=== BRIEF ===
Please return all lines in the listing holding the word "image".

=== SUPPLIED MATERIAL ===
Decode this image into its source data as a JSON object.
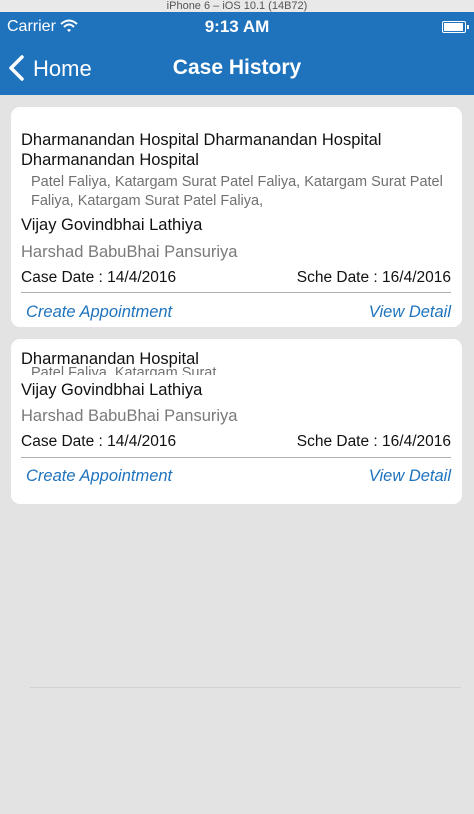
{
  "simulator": {
    "title": "iPhone 6 – iOS 10.1 (14B72)"
  },
  "status_bar": {
    "carrier": "Carrier",
    "time": "9:13 AM"
  },
  "nav": {
    "back_label": "Home",
    "title": "Case History"
  },
  "cases": [
    {
      "hospital": "Dharmanandan Hospital Dharmanandan Hospital Dharmanandan Hospital",
      "address": "Patel Faliya, Katargam Surat Patel Faliya, Katargam Surat Patel Faliya, Katargam Surat Patel Faliya,",
      "patient": "Vijay Govindbhai Lathiya",
      "doctor": "Harshad BabuBhai Pansuriya",
      "case_date": "Case Date : 14/4/2016",
      "sche_date": "Sche Date : 16/4/2016",
      "create_label": "Create Appointment",
      "view_label": "View Detail"
    },
    {
      "hospital": "Dharmanandan Hospital",
      "address": "Patel Faliya, Katargam Surat",
      "patient": "Vijay Govindbhai Lathiya",
      "doctor": "Harshad BabuBhai Pansuriya",
      "case_date": "Case Date : 14/4/2016",
      "sche_date": "Sche Date : 16/4/2016",
      "create_label": "Create Appointment",
      "view_label": "View Detail"
    }
  ],
  "colors": {
    "nav_bar": "#1f73bd",
    "link": "#1f73bd",
    "background": "#e3e3e3"
  },
  "icons": [
    "wifi-icon",
    "battery-icon",
    "back-chevron-icon"
  ]
}
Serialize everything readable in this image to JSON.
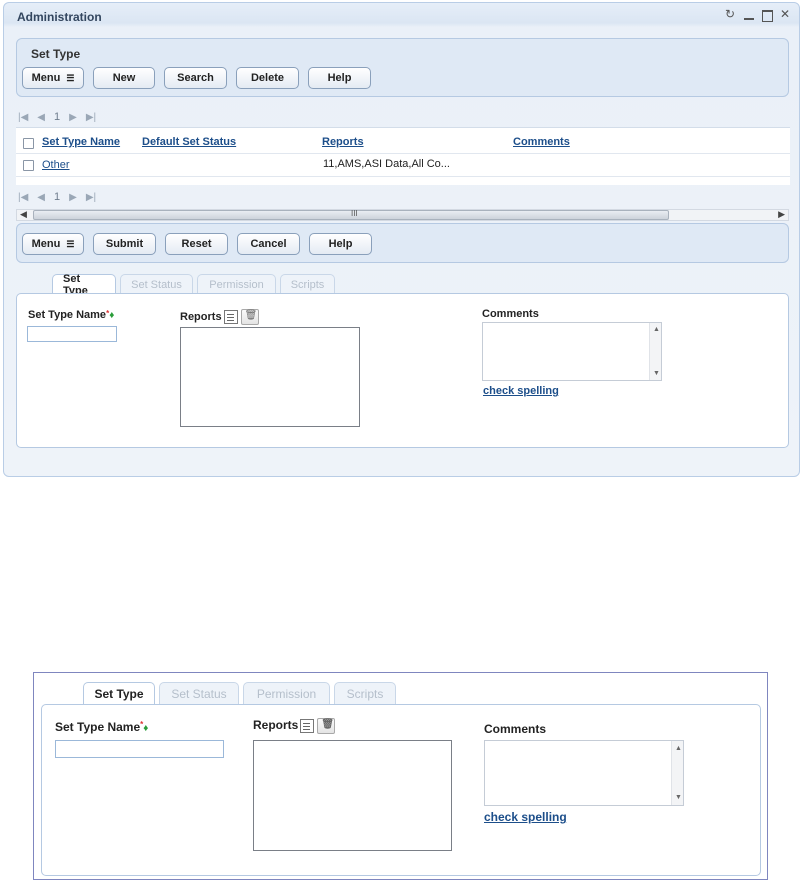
{
  "window": {
    "title": "Administration",
    "controls": [
      "refresh-icon",
      "minimize-icon",
      "maximize-icon",
      "close-icon"
    ]
  },
  "top_panel": {
    "title": "Set Type",
    "buttons": {
      "menu": "Menu",
      "new": "New",
      "search": "Search",
      "delete": "Delete",
      "help": "Help"
    }
  },
  "pager": {
    "page": "1"
  },
  "grid": {
    "headers": {
      "name": "Set Type Name",
      "status": "Default Set Status",
      "reports": "Reports",
      "comments": "Comments"
    },
    "rows": [
      {
        "name": "Other",
        "status": "",
        "reports": "11,AMS,ASI Data,All Co...",
        "comments": ""
      }
    ]
  },
  "bottom_panel": {
    "buttons": {
      "menu": "Menu",
      "submit": "Submit",
      "reset": "Reset",
      "cancel": "Cancel",
      "help": "Help"
    }
  },
  "tabs": {
    "set_type": "Set Type",
    "set_status": "Set Status",
    "permission": "Permission",
    "scripts": "Scripts"
  },
  "form": {
    "name_label": "Set Type Name",
    "required_mark": "*",
    "diamond": "♦",
    "reports_label": "Reports",
    "comments_label": "Comments",
    "spell_link": "check spelling"
  },
  "colors": {
    "panel_bg": "#dfe9f5",
    "link": "#1c4e8a",
    "required_diamond": "#2a9d3a"
  }
}
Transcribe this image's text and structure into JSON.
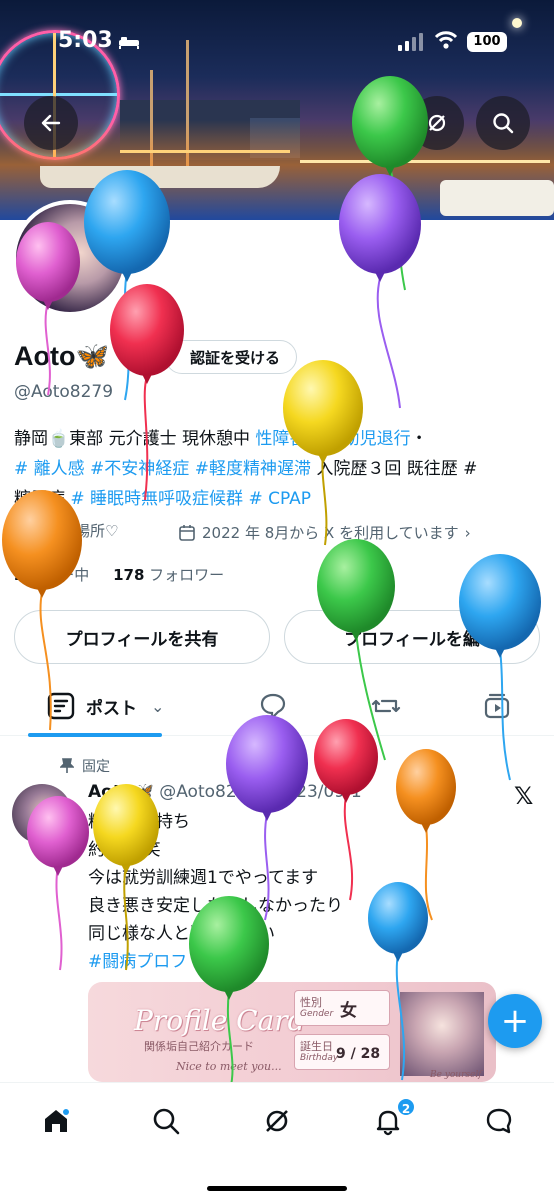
{
  "status_bar": {
    "time": "5:03",
    "battery": "100"
  },
  "profile": {
    "name": "Aoto🦋",
    "handle": "@Aoto8279",
    "verify_button": "認証を受ける",
    "bio_line1_prefix": "静岡🍵東部 元介護士 現休憩中",
    "bio_line1_tag_a": "性障害",
    "bio_line1_sep": " / ",
    "bio_line1_tag_b": "# 幼児退行",
    "bio_line1_suffix": "・",
    "bio_line2_tags": "# 離人感 #不安神経症 #軽度精神遅滞",
    "bio_line2_suffix": " 入院歴３回 既往歴 #",
    "bio_line3_prefix": "糖尿病",
    "bio_line3_tags": " # 睡眠時無呼吸症候群 # CPAP",
    "location": "る場所♡",
    "joined": "2022 年 8月から X を利用しています",
    "following_count": "2",
    "following_label": "ォロー中",
    "followers_count": "178",
    "followers_label": "フォロワー"
  },
  "buttons": {
    "share_profile": "プロフィールを共有",
    "edit_profile": "プロフィールを編"
  },
  "tabs": {
    "posts": "ポスト"
  },
  "post": {
    "pinned_label": "固定",
    "author": "Aoto🦋",
    "meta": "@Aoto8279 · 2023/09/1",
    "line1": "精神疾患持ち",
    "line2": "約 0 年笑",
    "line3": "今は就労訓練週1でやってます",
    "line4": "良き悪き安定したりしなかったり",
    "line5": "同じ様な人と繋がりたい",
    "tag": "#闘病プロフ",
    "card": {
      "title": "Profile Card",
      "subtitle": "関係垢自己紹介カード",
      "nice": "Nice to meet you...",
      "gender_label": "性別",
      "gender_sub": "Gender",
      "gender_value": "女",
      "birthday_label": "誕生日",
      "birthday_sub": "Birthday",
      "birthday_value": "9 / 28",
      "yourself": "Be yourself"
    }
  },
  "nav": {
    "notifications_badge": "2"
  },
  "colors": {
    "accent": "#1d9bf0",
    "text": "#0f1419",
    "muted": "#536471"
  }
}
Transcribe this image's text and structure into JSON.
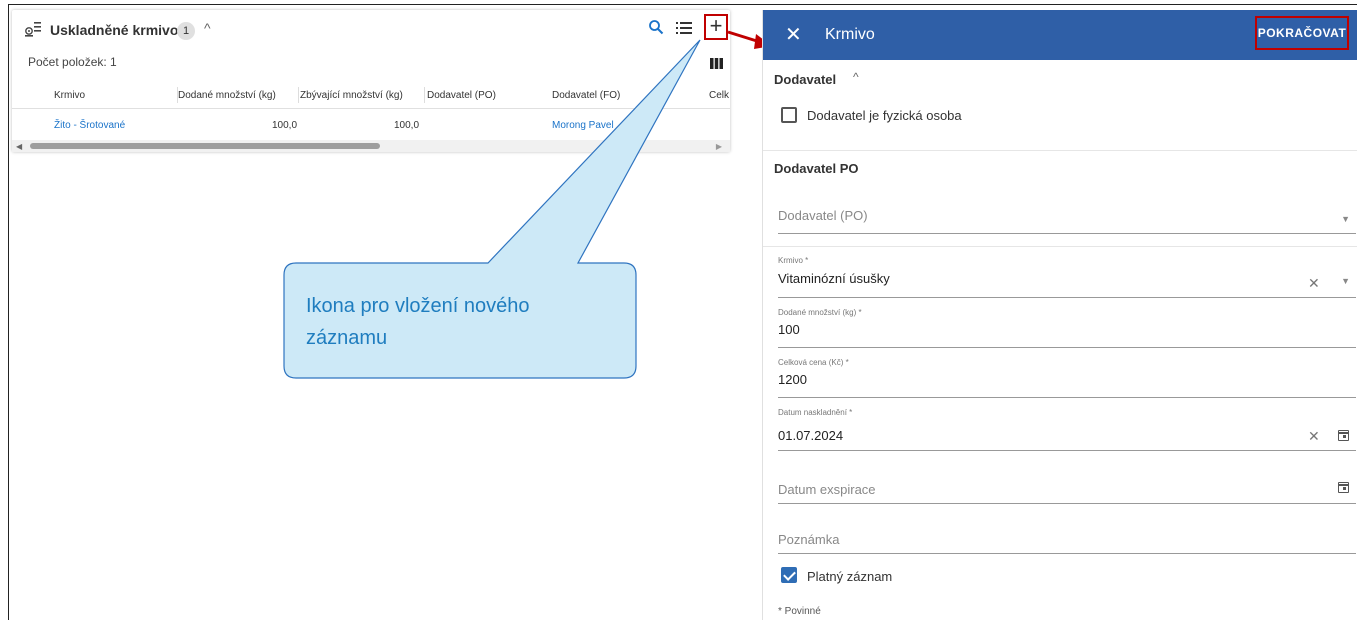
{
  "left_card": {
    "title": "Uskladněné krmivo",
    "badge": "1",
    "count_label": "Počet položek: 1",
    "columns": [
      "Krmivo",
      "Dodané množství (kg)",
      "Zbývající množství (kg)",
      "Dodavatel (PO)",
      "Dodavatel (FO)",
      "Celk"
    ],
    "rows": [
      {
        "krmivo": "Žito - Šrotované",
        "dodane": "100,0",
        "zbyvajici": "100,0",
        "dodavatel_po": "",
        "dodavatel_fo": "Morong Pavel"
      }
    ],
    "icons": {
      "list": "list-icon",
      "search": "search-icon",
      "add": "plus-icon",
      "columns": "columns-icon",
      "collapse": "chevron-up-icon"
    }
  },
  "callout": {
    "text": "Ikona pro vložení nového záznamu",
    "fill": "#cde9f7",
    "stroke": "#2f74c0",
    "arrow_color": "#c00000"
  },
  "panel": {
    "title": "Krmivo",
    "continue_label": "POKRAČOVAT",
    "bar_color": "#2f5fa7",
    "section_supplier": "Dodavatel",
    "checkbox_physical": "Dodavatel je fyzická osoba",
    "section_po": "Dodavatel PO",
    "field_supplier_po": {
      "placeholder": "Dodavatel (PO)"
    },
    "field_krmivo": {
      "label": "Krmivo *",
      "value": "Vitaminózní úsušky"
    },
    "field_dodane": {
      "label": "Dodané množství (kg) *",
      "value": "100"
    },
    "field_cena": {
      "label": "Celková cena (Kč) *",
      "value": "1200"
    },
    "field_datum_nask": {
      "label": "Datum naskladnění *",
      "value": "01.07.2024"
    },
    "field_expirace": {
      "placeholder": "Datum exspirace"
    },
    "field_poznamka": {
      "placeholder": "Poznámka"
    },
    "checkbox_valid": "Platný záznam",
    "required_note": "* Povinné"
  }
}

=== WRITTEN RESPONSE ===
Decode this image into its source data as a JSON object.
Serialize everything readable in this image to JSON.
Transcribe this image's text and structure into JSON.
Transcribe this image's text and structure into JSON.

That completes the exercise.